And then you see pictures like this.
And then you’re told to tell your kids not to be afraid of the police.
If I saw this coming down the street at me while at a peaceful protest, I’d be crapping my pants. This is not police protection, or even police presence. This is police intimidation, pure and simple.
I do not know what happened leading up to Michael Brown’s shooting death in Ferguson. I do not know the facts. I’m distrustful of what the police have to say because they’re seriously covering their asses right now. I’m distrustful of what witnesses said happened, because it’s known far and wide that witnesses above a certain age often report what they wanted to see, not what they actually saw.
This is what I see:
African-American families rightfully fearful of their local police force.
The local police force out in full riot gear, giving no one the appearance that they’re there to Serve and Protect.
If Ferguson, Mo., were my home town, I’d be ashamed. Ashamed of the looting and arson. Ashamed of a police force that thinks it has to pull out the heavy weaponry and arrest and harass journalists, let alone arresting and harassing those they’re paid to S&P. Good news came today when Missouri Go. Nixon pulled the St. Louis County Police out of Ferguson, substituting the highway patrol.

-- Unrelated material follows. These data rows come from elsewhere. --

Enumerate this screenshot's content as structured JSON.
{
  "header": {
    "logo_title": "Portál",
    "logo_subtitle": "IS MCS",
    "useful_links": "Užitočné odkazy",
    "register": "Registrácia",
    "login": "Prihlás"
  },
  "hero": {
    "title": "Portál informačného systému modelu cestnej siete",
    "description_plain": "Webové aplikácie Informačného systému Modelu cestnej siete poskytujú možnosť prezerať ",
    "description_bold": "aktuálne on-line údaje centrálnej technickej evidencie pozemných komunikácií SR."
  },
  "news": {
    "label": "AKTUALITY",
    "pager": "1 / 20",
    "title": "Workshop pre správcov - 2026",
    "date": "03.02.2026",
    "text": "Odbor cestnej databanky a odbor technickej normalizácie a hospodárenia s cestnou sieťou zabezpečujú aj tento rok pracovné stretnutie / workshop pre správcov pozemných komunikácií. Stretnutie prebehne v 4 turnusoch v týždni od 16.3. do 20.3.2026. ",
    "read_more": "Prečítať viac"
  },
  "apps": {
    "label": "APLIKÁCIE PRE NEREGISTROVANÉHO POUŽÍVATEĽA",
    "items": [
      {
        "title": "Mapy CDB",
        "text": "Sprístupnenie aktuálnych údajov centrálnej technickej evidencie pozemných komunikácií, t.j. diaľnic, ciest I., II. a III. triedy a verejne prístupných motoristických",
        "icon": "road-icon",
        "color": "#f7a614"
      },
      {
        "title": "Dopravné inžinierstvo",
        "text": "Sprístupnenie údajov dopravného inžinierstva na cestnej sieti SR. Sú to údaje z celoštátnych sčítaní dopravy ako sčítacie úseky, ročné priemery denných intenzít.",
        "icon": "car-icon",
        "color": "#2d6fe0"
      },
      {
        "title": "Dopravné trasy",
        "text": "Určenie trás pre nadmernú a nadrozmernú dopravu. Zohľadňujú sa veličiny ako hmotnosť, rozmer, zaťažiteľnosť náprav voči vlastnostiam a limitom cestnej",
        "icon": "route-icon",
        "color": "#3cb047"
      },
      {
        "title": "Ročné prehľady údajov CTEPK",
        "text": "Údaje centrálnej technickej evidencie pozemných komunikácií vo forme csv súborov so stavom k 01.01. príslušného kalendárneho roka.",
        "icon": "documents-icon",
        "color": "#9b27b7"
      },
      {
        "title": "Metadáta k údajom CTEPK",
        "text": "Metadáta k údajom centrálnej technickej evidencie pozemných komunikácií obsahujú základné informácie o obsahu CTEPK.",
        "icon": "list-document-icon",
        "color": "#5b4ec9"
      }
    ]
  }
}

I've written a lot in the past few months about Aldous Huxley's vision of the world gone sour. Now suddenly George Orwell's police state rears its ugly head. Not sure which is worse, but I do know I'd rather see neither vision fulfilled.